Even in a “typical” year, well-understood, seasonal threats present incredible challenges to governments, responding agencies, and citizens. 2020 has been anything but ordinary, and adding a public health crisis to the mix makes disaster scenarios exponentially more complex.
The National Oceanic and Atmospheric Administration (NOAA) predicts 2020 will be an above average hurricane season. As of this writing, the season’s third named storm is already churning. Wildfires and tornadoes, too, will continue to have increasing and far-reaching impacts. And what of unknown, less predictable threats?
We’re in uncharted waters, but strategic thinking and quick, consistent action will set the compass.
Create Coronavirus-Specific SOP’s
Disaster response phases and best practices are well documented and widely agreed upon. But adding the wild card of a global pandemic clearly changes the game. As clinical professor and homeland security and emergency management researcher Magdalena Denham puts it, “We are in a situation now where everybody is potentially a threat.” 1
In this environment, look to the guidelines of the CDC, FEMA, and other trusted organizations to help adapt your established practices to current demands. For example, social distancing can be promoted by leveraging vehicle exterior and cab workstations (as found on the Nomad TCV), and by limiting command shelter access.
Community spread can be mitigated with frequent cleaning and disinfecting of high-touch areas, and by bringing galley services outside the vehicle. Consider contracting with a portable restroom provider and have several options on speed dial, as these services are stressed in emergencies.
Recognize That Resources Might Be Dispersed (or Virtual)
Former head of FEMA Craig Fugate identifies emergency comms as the next challenge of COVID-19. “When communications break down during a disaster response, chaos follows,” he says. 2
The answer? Redundancy.
Coronavirus will compound secondary disasters like fires, hurricanes, tornadoes, and floods, stretching teams and assets thin. Make sure you have redundant connectivity (cell, satellite, terrestrial), comms (radio, smartphone, IP-based), and power (generator, battery, solar) in place, and that anyone who will use them — including volunteers — is trained. Neverdown Technologies brings this critical redundancy into an off-the-shelf option.

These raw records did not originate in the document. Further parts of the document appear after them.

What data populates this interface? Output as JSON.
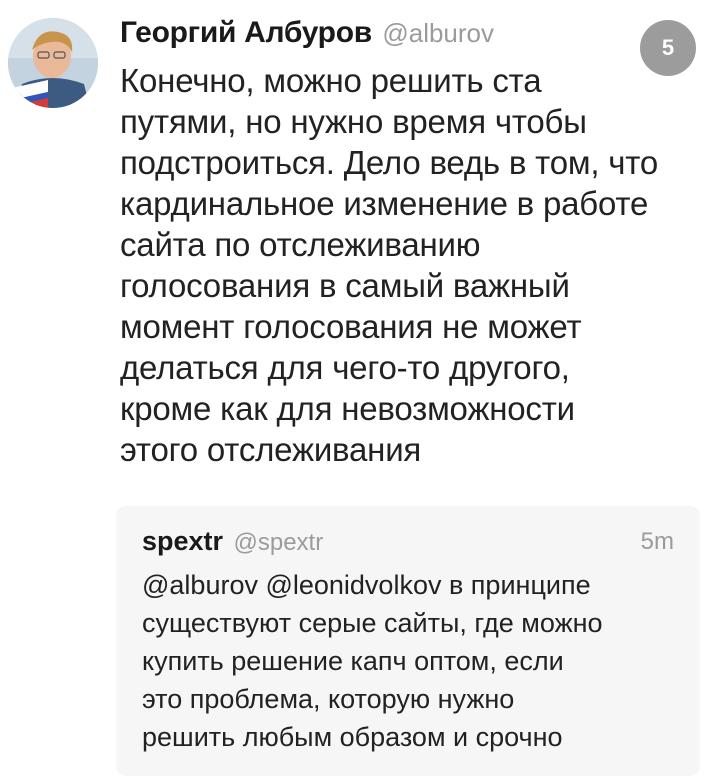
{
  "tweet": {
    "author_name": "Георгий Албуров",
    "author_handle": "@alburov",
    "badge_count": "5",
    "lines": [
      "Конечно, можно решить ста",
      "путями, но нужно время чтобы",
      "подстроиться. Дело ведь в том, что",
      "кардинальное изменение в работе",
      "сайта по отслеживанию",
      "голосования в самый важный",
      "момент голосования не может",
      "делаться для чего-то другого,",
      "кроме как для невозможности",
      "этого отслеживания"
    ]
  },
  "reply": {
    "author_name": "spextr",
    "author_handle": "@spextr",
    "time": "5m",
    "lines": [
      "@alburov @leonidvolkov в принципе",
      "существуют серые сайты, где можно",
      "купить решение капч оптом, если",
      "это проблема, которую нужно",
      "решить любым образом и срочно"
    ]
  },
  "colors": {
    "background": "#ffffff",
    "reply_background": "#f6f6f6",
    "handle_gray": "#9b9b9b",
    "badge_gray": "#9c9c9c"
  },
  "icons": {
    "avatar": "user-avatar-photo"
  }
}
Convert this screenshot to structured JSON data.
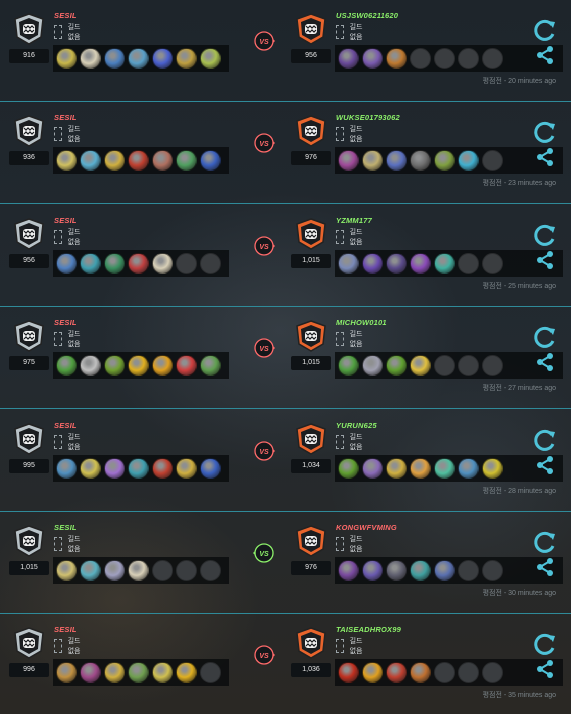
{
  "colors": {
    "divider": "#2f8a99",
    "accent_teal": "#4fc3d9",
    "name_loss": "#ff6a6a",
    "name_win": "#8cf06a",
    "emblem_silver": "#b9c3c8",
    "emblem_orange": "#e8642c"
  },
  "icons": {
    "emblem": "rank-emblem-icon",
    "guild": "guild-placeholder-icon",
    "vs": "vs-badge-icon",
    "refresh": "refresh-icon",
    "share": "share-icon"
  },
  "matches": [
    {
      "result": "loss",
      "left": {
        "name": "SESIL",
        "rating": "916",
        "guild": "길드 없음",
        "heroes": [
          "#c9b84a",
          "#d8d0b8",
          "#4a7fc0",
          "#5aa0c8",
          "#4a60d0",
          "#c0a040",
          "#a8c050"
        ]
      },
      "right": {
        "name": "USJSW06211620",
        "rating": "956",
        "guild": "길드 없음",
        "heroes": [
          "#6a4a9a",
          "#7a5ab0",
          "#c07a30",
          "empty",
          "empty",
          "empty",
          "empty"
        ]
      },
      "time": "평점전 - 20 minutes ago"
    },
    {
      "result": "loss",
      "left": {
        "name": "SESIL",
        "rating": "936",
        "guild": "길드 없음",
        "heroes": [
          "#d0c060",
          "#5ab0d0",
          "#d0b040",
          "#c04030",
          "#b07060",
          "#50a060",
          "#3a60c0"
        ]
      },
      "right": {
        "name": "WUKSE01793062",
        "rating": "976",
        "guild": "길드 없음",
        "heroes": [
          "#a04a9a",
          "#c0b070",
          "#5a70c0",
          "#707070",
          "#80a040",
          "#40b0d0",
          "empty"
        ]
      },
      "time": "평점전 - 23 minutes ago"
    },
    {
      "result": "loss",
      "left": {
        "name": "SESIL",
        "rating": "956",
        "guild": "길드 없음",
        "heroes": [
          "#5080c0",
          "#40a0b0",
          "#3a9060",
          "#c04040",
          "#d8d0b8",
          "empty",
          "empty"
        ]
      },
      "right": {
        "name": "YZMM177",
        "rating": "1,015",
        "guild": "길드 없음",
        "heroes": [
          "#7a8ab8",
          "#6a4ab0",
          "#5a4a8a",
          "#8a4ab8",
          "#40b0a0",
          "empty",
          "empty"
        ]
      },
      "time": "평점전 - 25 minutes ago"
    },
    {
      "result": "loss",
      "left": {
        "name": "SESIL",
        "rating": "975",
        "guild": "길드 없음",
        "heroes": [
          "#50a040",
          "#c0c0c0",
          "#70a030",
          "#e0b020",
          "#e0a020",
          "#d04040",
          "#60a050"
        ]
      },
      "right": {
        "name": "MICHOW0101",
        "rating": "1,015",
        "guild": "길드 없음",
        "heroes": [
          "#50a040",
          "#a0a0b0",
          "#60a030",
          "#e0c040",
          "empty",
          "empty",
          "empty"
        ]
      },
      "time": "평점전 - 27 minutes ago"
    },
    {
      "result": "loss",
      "left": {
        "name": "SESIL",
        "rating": "995",
        "guild": "길드 없음",
        "heroes": [
          "#5090c0",
          "#d0c050",
          "#a070d0",
          "#40a0b0",
          "#c04030",
          "#d0b040",
          "#3a60c0"
        ]
      },
      "right": {
        "name": "YURUN625",
        "rating": "1,034",
        "guild": "길드 없음",
        "heroes": [
          "#60a030",
          "#8a6ab8",
          "#d0b040",
          "#e0a040",
          "#50c0a0",
          "#5090c0",
          "#d0c030"
        ]
      },
      "time": "평점전 - 28 minutes ago"
    },
    {
      "result": "win",
      "left": {
        "name": "SESIL",
        "rating": "1,015",
        "guild": "길드 없음",
        "heroes": [
          "#d0c070",
          "#5ab0c0",
          "#a0a0c0",
          "#d8d0b8",
          "empty",
          "empty",
          "empty"
        ]
      },
      "right": {
        "name": "KONGWFVMING",
        "rating": "976",
        "guild": "길드 없음",
        "heroes": [
          "#7a4aa0",
          "#6a5ab0",
          "#606070",
          "#40a0a0",
          "#5a70b0",
          "empty",
          "empty"
        ]
      },
      "time": "평점전 - 30 minutes ago"
    },
    {
      "result": "loss",
      "left": {
        "name": "SESIL",
        "rating": "996",
        "guild": "길드 없음",
        "heroes": [
          "#c09040",
          "#a04a8a",
          "#d0b040",
          "#70a050",
          "#d0c050",
          "#e0b020",
          "empty"
        ]
      },
      "right": {
        "name": "TAISEADHROX99",
        "rating": "1,036",
        "guild": "길드 없음",
        "heroes": [
          "#c03020",
          "#e0a020",
          "#c04030",
          "#c07030",
          "empty",
          "empty",
          "empty"
        ]
      },
      "time": "평점전 - 35 minutes ago"
    }
  ]
}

Prepare to organize and command virtually. The pandemic has forced seismic shifts in the way work gets done, and the lessons learned can be applied to next-gen response. Cloud-based incident management software, accessible by remote teams from any device, should be on every Emergency Manager’s radar. In the short term, free video conferencing and project management tools can fill the gaps.
Start up, Interop, Shut Down, Repeat
We’ve said it before… The time to exercise assets and personnel is now. And tomorrow. And the next day. Run through entire deployment and shutdown cycles, communicate your plans to neighboring agencies, then test and interop together. When you encounter problems or inefficiencies, note and report them so that supervisors, leads, and parent agencies are aware of what’s needed (and the relative urgency).
If you have a CDL asset, is everyone who might need to operate current on licensing? Do you have multiple locations in mind to which you’d be able to deploy (good/better/best)?
Need to brush up on these and other considerations? Here are a couple articles with more info:
- 3 Success Strategies for Long Deployments
- 5 Mobile Ops Lessons From the 2017 Hurricane Season
- Ready, Steady, Go: Mobile Command Center Readiness
In short, don’t wait for something to break, leaving those you serve vulnerable when they need you most. Adopt a “proactive service” model that identifies problems and opportunities for improvement before an emergency. Whether you’re a current customer or not, Nomad’s Success Team is on call to share decades of learning. Contact them here with details about your challenges.